The other remarkable attribute about Saga is how well the game has aged. This applies to all of the Saturn’s Panzer Dragoon games but Saga moreso than the rest, grainy unskippable FMV sequences aside. The grainy textures provides a thematic richness that helps to highlight all of the interesting and otherworldly landscapes the game provides. This game is my argument for who visual aesthetics are much more important than sheer graphical power. The Panzer Dragoon games were partly inspired by the french comic artist Moebuis (who even helped with the creation of the first game), whose lush landscapes are mirrored in the video games perfectly and are still unlike anything in video games even today, despite being released over a decade ago!
The other major factor to this games legacy, other than its quality, is its price. While the Japanese version of the game is relatively inexpensive, only 24,000 copies of the US/PAL versions were made, and the sheer quality of the game that was spread through word of mouth after the game was released caused the game’s price in the used market to shoot up considerably. Unfortunately a port of the game is not likely as the game’s director Yukio Futatsugi said that the original source code for Saga was lost (there’s a great interview with him on 1UP) . This is a shame as this is a game which deserves again to be discovered my modern audiences. However Saga was not the last outing in the Panzer Dragoon series. The creator of the Saga‘s excellent battle system would later move to Smilebit after Team Andromeda’s disbandment to create Panzer Dragoon Orta, a return to the original two games roots as a rail shooter and one of the best games available on the original Xbox. Futatsugi would move to Microsoft where he’d work on another game for the original Xbox called Phantom Dust and he is now working on a spiritual successor to Panzer Dragoon entitled Project Draco for Kinect.
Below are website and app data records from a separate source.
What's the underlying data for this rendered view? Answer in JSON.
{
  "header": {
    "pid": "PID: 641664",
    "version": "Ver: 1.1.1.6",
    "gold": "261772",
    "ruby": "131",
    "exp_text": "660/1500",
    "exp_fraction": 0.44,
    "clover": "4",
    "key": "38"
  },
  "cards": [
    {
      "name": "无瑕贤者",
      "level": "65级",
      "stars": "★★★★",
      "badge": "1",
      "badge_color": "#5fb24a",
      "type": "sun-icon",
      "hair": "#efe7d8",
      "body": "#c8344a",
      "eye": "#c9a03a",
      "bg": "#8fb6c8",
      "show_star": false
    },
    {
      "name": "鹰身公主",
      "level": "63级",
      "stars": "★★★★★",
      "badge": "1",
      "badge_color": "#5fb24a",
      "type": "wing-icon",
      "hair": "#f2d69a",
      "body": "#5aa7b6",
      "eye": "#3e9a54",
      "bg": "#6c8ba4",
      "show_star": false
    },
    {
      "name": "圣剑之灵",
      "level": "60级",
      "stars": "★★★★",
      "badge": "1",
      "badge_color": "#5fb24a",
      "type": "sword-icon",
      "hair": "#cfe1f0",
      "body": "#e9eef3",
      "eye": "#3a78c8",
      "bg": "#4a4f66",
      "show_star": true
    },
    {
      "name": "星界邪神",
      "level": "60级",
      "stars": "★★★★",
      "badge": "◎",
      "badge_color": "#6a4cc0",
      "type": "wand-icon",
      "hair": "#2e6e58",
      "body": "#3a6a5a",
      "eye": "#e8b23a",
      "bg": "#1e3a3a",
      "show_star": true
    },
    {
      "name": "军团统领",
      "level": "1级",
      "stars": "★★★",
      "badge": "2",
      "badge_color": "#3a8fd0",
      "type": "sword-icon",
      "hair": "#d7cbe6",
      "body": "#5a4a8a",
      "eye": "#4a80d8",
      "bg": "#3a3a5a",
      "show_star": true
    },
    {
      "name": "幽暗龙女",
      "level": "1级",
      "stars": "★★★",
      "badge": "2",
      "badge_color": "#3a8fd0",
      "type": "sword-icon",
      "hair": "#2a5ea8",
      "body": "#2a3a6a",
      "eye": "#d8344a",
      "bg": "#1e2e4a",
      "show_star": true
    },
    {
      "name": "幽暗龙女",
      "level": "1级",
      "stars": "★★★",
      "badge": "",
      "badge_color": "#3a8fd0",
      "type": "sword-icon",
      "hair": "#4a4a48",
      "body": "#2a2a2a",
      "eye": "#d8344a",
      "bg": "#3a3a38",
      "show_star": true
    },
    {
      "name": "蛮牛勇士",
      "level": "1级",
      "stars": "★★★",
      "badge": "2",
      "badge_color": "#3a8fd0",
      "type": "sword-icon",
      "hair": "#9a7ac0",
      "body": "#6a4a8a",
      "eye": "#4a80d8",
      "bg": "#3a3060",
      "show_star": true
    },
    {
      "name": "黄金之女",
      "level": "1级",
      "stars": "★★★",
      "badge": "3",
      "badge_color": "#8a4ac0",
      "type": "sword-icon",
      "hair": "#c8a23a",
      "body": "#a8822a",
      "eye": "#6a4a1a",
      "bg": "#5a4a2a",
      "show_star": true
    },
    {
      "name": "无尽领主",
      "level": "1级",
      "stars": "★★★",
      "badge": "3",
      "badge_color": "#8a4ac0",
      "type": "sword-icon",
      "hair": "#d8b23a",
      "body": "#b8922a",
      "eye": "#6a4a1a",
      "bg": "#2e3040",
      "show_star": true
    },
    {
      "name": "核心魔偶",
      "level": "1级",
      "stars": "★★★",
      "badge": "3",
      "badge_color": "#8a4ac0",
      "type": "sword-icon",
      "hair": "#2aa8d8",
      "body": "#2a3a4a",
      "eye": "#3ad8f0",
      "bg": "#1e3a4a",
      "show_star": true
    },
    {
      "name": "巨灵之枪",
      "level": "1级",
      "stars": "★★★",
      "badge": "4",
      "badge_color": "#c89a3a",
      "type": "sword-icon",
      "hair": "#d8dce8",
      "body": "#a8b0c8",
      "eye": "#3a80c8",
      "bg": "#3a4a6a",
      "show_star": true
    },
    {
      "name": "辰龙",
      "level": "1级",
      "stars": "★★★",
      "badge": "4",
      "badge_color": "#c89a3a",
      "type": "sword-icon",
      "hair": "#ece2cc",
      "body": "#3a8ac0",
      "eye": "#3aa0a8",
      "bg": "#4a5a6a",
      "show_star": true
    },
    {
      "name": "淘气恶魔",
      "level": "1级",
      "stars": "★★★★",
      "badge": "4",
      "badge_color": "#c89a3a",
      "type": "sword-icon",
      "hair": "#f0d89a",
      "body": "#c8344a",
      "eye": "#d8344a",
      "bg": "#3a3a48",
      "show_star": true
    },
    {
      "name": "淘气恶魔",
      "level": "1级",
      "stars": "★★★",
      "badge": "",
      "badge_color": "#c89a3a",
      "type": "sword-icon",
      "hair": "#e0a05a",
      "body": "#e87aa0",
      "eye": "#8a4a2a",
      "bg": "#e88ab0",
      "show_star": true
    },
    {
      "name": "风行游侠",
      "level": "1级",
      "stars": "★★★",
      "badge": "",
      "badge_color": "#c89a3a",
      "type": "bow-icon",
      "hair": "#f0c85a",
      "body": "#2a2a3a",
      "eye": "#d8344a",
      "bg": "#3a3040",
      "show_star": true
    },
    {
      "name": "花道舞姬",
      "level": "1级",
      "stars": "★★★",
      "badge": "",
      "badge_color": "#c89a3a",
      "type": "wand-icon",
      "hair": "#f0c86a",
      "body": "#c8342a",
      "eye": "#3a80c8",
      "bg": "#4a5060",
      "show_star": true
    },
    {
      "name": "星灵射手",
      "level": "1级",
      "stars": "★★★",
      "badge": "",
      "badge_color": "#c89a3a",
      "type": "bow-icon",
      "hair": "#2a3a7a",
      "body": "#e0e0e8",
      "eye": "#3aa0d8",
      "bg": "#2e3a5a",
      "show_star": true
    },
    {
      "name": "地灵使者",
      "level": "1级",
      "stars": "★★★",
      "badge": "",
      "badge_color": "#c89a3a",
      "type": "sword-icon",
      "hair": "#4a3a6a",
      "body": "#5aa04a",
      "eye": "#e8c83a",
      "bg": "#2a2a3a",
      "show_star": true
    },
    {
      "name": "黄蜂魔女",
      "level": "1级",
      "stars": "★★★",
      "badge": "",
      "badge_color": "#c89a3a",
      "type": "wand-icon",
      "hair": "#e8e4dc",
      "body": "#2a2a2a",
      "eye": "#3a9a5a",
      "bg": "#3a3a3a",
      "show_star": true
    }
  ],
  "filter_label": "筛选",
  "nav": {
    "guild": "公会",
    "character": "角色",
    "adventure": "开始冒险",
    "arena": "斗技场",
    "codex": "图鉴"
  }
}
Project Draco will be available on XBLA early next year for anyone interested in the series and Orta is backward compatible for the Xbox 360 and unlike its predecessor, is actually quite cheap.